Exercise
Find every line of the listing below where "this" appears, and copy it.

(Data to examine Opens)

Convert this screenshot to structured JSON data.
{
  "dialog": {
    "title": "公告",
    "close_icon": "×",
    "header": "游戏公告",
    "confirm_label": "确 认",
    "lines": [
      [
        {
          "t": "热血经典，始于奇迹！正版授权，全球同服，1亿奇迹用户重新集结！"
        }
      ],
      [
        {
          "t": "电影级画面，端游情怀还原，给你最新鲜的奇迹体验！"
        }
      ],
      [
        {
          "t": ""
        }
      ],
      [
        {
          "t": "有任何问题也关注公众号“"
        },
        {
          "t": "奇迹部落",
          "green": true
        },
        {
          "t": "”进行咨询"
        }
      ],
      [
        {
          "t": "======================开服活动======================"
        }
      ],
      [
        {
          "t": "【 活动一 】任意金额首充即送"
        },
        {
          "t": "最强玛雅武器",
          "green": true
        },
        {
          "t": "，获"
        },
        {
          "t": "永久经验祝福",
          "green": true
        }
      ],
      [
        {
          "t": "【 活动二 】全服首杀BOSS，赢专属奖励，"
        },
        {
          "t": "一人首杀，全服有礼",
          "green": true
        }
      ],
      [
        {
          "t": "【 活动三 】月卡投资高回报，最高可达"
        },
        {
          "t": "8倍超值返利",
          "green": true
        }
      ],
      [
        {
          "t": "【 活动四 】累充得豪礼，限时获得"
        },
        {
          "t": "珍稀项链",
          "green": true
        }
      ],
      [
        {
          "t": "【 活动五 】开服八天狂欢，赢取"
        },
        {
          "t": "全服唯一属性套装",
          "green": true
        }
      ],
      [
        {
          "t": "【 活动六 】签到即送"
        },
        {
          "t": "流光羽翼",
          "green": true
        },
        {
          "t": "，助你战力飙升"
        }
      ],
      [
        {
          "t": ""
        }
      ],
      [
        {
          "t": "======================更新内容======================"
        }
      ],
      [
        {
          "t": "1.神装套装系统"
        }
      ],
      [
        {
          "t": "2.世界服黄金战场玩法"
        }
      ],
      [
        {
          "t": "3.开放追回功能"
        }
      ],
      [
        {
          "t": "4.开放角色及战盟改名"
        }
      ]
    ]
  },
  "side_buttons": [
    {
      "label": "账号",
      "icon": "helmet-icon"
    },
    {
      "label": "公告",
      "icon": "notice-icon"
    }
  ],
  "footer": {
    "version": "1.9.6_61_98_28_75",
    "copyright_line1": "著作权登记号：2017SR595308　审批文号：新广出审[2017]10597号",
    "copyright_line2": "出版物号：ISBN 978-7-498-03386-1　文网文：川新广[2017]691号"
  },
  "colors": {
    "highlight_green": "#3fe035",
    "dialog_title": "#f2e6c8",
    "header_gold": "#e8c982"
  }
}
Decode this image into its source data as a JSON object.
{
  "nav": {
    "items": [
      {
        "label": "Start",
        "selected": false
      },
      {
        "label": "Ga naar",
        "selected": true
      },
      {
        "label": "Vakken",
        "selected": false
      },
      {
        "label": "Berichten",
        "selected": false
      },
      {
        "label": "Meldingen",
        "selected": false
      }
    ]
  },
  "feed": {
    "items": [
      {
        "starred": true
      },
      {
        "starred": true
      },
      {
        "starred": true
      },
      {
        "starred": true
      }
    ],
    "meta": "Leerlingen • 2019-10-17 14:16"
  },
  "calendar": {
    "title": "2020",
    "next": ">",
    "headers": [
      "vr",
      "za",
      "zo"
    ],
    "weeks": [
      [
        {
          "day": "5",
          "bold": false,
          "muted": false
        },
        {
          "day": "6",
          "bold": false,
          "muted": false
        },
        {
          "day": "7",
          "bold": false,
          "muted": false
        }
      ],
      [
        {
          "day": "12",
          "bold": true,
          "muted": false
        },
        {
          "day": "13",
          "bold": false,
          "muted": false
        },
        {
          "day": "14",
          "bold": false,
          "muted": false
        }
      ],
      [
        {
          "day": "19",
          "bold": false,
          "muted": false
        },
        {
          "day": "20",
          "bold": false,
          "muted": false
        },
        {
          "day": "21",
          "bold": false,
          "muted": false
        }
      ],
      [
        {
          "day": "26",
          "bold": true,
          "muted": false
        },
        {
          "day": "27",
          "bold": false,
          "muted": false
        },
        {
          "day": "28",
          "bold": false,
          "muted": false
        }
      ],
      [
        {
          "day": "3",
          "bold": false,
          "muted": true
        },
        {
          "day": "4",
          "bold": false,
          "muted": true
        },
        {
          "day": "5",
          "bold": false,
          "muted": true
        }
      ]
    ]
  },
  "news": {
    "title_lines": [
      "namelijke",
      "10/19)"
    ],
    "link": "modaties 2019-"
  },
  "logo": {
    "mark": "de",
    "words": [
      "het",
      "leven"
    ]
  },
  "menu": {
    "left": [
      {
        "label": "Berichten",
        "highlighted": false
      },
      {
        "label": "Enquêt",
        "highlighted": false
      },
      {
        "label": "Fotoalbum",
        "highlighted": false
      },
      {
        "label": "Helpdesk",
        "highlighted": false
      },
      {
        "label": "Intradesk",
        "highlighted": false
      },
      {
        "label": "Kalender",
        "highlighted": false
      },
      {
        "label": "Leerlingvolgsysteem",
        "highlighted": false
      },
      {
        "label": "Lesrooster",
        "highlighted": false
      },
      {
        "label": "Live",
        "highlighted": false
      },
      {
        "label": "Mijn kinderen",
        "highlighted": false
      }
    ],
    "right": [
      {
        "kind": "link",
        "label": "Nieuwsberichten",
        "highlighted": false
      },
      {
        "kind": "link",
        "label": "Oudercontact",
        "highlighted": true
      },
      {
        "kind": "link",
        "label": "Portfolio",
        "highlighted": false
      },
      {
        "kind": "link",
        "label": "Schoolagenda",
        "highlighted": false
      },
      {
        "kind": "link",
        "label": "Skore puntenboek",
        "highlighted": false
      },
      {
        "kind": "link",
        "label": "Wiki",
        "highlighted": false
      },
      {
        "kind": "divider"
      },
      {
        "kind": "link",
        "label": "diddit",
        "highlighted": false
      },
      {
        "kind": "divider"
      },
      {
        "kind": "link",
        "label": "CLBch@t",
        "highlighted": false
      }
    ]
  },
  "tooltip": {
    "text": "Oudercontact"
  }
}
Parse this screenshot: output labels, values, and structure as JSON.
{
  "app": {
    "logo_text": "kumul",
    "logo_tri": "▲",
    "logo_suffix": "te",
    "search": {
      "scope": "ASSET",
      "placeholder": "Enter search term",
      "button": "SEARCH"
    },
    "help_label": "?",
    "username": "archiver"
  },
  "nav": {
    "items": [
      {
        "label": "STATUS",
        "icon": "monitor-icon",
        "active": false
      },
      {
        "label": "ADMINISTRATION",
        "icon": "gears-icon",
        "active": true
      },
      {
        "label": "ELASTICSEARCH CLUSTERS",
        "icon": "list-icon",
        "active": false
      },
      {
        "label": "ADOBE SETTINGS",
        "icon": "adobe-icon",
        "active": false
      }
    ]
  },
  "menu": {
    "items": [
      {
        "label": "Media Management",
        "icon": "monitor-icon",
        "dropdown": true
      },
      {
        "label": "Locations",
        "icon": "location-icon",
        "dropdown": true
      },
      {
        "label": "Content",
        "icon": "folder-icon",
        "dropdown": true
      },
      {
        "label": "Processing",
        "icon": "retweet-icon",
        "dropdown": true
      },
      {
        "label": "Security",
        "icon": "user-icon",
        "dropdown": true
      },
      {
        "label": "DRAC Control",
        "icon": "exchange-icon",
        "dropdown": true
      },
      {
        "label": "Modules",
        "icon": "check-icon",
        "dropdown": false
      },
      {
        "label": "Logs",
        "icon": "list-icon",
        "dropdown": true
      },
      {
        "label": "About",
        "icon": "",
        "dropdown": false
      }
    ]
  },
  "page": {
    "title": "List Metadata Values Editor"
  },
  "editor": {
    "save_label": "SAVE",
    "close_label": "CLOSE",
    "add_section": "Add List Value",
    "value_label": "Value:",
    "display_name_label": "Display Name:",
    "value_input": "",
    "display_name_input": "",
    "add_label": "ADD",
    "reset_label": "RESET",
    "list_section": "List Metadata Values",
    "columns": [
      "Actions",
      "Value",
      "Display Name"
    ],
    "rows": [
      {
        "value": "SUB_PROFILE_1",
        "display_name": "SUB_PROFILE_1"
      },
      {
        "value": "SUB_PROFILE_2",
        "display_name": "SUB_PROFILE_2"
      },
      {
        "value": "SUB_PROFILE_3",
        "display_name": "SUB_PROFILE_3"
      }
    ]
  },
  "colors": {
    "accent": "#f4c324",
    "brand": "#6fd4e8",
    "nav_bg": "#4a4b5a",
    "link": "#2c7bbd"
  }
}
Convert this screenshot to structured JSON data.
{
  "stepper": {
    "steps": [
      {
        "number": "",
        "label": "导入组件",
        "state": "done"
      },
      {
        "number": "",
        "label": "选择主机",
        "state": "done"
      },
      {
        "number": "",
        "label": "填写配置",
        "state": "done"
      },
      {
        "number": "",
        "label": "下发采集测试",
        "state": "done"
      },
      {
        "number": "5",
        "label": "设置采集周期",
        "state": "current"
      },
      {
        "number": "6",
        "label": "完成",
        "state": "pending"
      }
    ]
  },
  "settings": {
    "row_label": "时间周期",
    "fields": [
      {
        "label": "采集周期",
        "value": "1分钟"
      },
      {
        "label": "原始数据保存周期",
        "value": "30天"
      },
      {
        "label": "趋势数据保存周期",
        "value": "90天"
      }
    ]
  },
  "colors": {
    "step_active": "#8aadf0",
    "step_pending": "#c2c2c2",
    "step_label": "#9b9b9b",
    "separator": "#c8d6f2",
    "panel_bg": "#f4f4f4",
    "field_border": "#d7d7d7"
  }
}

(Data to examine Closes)

Solution to the exercise
Convert this screenshot to structured JSON data.
Decode this image into its source data as a JSON object.
Parse this screenshot: output labels, values, and structure as JSON.
Convert this screenshot to structured JSON data.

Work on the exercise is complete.